º A Tag-Along kit can be added to another Tag-Along kit or Exploding kit. This is called nesting. Kits can be nested only one level deep and cannot be added to an item that is already part of the kit.
º A Tag-Along kit allows selling more than one item at a time. In general this 'kit' drags other parts onto the invoice when you sell it (Similar to an exploding dynamic kit, except that the main kit item is also shown, with a cost and retail price on the invoice). This is useful for selling a common accessories or bundles were the purchase of one thing triggers the inclusion of other thing.
º Tag Along kits can contain Serialized items.
º Tag Along kits can contain Gift Cards.
º Tag Along kits allow for Disassembly of existing Inventory items and items on Purchase Orders.



With Kit Options, you can sell one item and have the system place many items onto the invoice for you.

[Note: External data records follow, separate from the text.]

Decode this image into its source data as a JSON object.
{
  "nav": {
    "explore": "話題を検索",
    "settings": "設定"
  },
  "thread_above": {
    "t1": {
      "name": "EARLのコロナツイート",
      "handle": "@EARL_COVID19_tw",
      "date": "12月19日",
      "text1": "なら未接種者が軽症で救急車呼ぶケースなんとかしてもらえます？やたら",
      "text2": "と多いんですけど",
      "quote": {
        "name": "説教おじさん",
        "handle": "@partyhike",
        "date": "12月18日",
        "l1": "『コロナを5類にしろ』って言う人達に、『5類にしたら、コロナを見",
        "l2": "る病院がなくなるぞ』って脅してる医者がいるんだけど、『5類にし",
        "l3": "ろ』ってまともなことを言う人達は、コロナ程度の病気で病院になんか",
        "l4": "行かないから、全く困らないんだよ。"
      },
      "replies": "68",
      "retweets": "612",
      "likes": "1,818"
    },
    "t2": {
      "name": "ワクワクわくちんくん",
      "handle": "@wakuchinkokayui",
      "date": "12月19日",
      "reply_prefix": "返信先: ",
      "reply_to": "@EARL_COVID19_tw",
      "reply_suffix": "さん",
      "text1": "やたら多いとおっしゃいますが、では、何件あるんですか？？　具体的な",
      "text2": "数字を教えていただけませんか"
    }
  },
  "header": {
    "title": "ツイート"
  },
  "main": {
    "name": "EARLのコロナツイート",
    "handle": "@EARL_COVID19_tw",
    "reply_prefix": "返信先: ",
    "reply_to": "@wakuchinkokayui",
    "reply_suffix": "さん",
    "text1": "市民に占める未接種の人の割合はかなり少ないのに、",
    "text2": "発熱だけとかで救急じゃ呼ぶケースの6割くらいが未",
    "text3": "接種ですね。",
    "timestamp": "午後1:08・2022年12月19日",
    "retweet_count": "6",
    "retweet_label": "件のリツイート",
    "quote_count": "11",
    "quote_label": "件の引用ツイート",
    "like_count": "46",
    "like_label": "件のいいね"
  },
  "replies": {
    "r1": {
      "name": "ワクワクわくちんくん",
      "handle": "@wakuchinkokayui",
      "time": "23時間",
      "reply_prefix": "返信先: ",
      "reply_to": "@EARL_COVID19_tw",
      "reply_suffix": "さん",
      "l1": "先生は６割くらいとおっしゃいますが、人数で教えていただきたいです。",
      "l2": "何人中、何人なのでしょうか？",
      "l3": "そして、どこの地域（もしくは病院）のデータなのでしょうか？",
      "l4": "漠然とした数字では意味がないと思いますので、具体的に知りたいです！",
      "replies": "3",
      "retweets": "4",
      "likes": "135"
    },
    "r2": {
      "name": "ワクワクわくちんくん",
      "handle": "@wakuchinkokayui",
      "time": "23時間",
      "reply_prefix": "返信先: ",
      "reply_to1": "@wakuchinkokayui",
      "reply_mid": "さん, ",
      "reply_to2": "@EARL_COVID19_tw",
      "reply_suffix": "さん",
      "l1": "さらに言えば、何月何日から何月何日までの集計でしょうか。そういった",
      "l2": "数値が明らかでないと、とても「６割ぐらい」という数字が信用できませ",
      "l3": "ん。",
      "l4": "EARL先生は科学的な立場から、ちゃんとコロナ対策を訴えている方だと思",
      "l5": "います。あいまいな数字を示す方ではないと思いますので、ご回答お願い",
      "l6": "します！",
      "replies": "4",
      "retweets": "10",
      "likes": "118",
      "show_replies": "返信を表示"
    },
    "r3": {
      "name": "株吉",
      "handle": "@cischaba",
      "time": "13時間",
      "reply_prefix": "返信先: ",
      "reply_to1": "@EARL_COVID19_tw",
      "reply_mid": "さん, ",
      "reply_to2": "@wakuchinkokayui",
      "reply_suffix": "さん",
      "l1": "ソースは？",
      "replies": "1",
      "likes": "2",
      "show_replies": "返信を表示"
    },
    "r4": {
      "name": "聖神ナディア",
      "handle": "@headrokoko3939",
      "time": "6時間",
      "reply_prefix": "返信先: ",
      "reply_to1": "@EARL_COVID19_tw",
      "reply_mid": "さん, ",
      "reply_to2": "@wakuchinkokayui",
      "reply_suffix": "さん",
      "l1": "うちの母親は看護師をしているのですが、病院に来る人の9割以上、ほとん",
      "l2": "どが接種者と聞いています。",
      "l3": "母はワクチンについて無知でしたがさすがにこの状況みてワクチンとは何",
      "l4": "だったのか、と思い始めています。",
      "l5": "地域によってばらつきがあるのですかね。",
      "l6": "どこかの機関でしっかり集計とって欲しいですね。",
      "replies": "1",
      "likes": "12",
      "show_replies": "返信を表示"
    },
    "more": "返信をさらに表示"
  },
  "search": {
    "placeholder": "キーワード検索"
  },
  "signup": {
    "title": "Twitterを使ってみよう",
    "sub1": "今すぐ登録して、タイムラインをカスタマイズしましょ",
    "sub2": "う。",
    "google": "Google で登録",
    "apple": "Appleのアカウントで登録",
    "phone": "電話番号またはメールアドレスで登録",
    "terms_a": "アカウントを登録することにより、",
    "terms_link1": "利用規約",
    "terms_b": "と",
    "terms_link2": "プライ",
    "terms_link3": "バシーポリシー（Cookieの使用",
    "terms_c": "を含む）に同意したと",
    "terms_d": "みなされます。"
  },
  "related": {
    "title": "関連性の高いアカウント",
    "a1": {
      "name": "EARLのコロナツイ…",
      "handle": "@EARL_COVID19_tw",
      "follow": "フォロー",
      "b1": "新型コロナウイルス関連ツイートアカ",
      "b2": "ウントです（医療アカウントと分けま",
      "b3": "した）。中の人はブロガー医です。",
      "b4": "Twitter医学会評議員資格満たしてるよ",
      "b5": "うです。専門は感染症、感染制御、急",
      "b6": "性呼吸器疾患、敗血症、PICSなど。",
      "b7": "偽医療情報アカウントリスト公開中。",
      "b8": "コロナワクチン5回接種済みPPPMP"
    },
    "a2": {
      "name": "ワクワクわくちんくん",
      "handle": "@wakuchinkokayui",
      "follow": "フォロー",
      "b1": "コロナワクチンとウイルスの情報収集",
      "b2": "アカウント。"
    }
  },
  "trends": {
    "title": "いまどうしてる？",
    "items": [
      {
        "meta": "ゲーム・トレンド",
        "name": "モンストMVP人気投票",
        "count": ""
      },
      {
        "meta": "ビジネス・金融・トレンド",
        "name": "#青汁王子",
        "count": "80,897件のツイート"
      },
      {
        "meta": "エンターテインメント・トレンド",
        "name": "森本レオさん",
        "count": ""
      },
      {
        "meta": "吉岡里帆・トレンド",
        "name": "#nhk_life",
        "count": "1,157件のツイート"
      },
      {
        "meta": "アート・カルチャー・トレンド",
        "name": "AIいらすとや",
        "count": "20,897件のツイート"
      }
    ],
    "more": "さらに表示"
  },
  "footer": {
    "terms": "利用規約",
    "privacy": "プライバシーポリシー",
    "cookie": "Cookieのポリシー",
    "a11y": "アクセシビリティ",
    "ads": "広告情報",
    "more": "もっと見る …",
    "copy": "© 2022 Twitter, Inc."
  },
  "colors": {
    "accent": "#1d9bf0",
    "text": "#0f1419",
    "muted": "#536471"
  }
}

Dynamic kits remove the inventory (raw materials) from stock as the kit is sold. By definition, there are never any kits in stock, only raw materials, and when the kit is sold, each of the items within the kit has it's items removed from stock. If you explode a dynamic kit onto an invoice, it ceases to be a kit, but all the items are on the invoice. This will allow you to then substitute some items for others if required by the customer.

Static kits are built before the customer arrives. When you create a static kit, the system will remove the raw materials from stock and then add the kit into stock so that it is available to sell. This is useful for a small manufacturing operation that wants to record how many items have been built and are ready for sale, and to quickly view which raw materials are left over. The system can analyze the inventory and let you know how many kits you can build from the raw materials in stock, and/or which materials you need to purchase in order to build a certain number of kits.

Tag along kits are a variation on Dynamic kits, as the raw materials are sold as the kit is sold. However, if an item is sold with another item unconditionally, you can then build a tag along kit instead of having to build the item and insert it within a kit too.

As the word Explodes indicates, when you "explode" a kit onto an invoice, it will place all the individual items onto the invoice so each can be individually priced and will also allow you to substitute one item for another. If you explode the kit itself onto the invoice, it will normally be priced at zero and each item will instead be priced. This will give you the benefit of being able to see what is sold and keep track of how many package deals you sold over time. If you sell a static kit, you do have the option to explode it onto a work order, but each item will remain unpriced. This will allow the staff putting the order together from the work order to know which items to supply with the kit. The customer's final invoice can remain unexploded and not show the details. If you are selling serialized items within the kit, you must explode the kit in order to correctly select which serial number was supplied.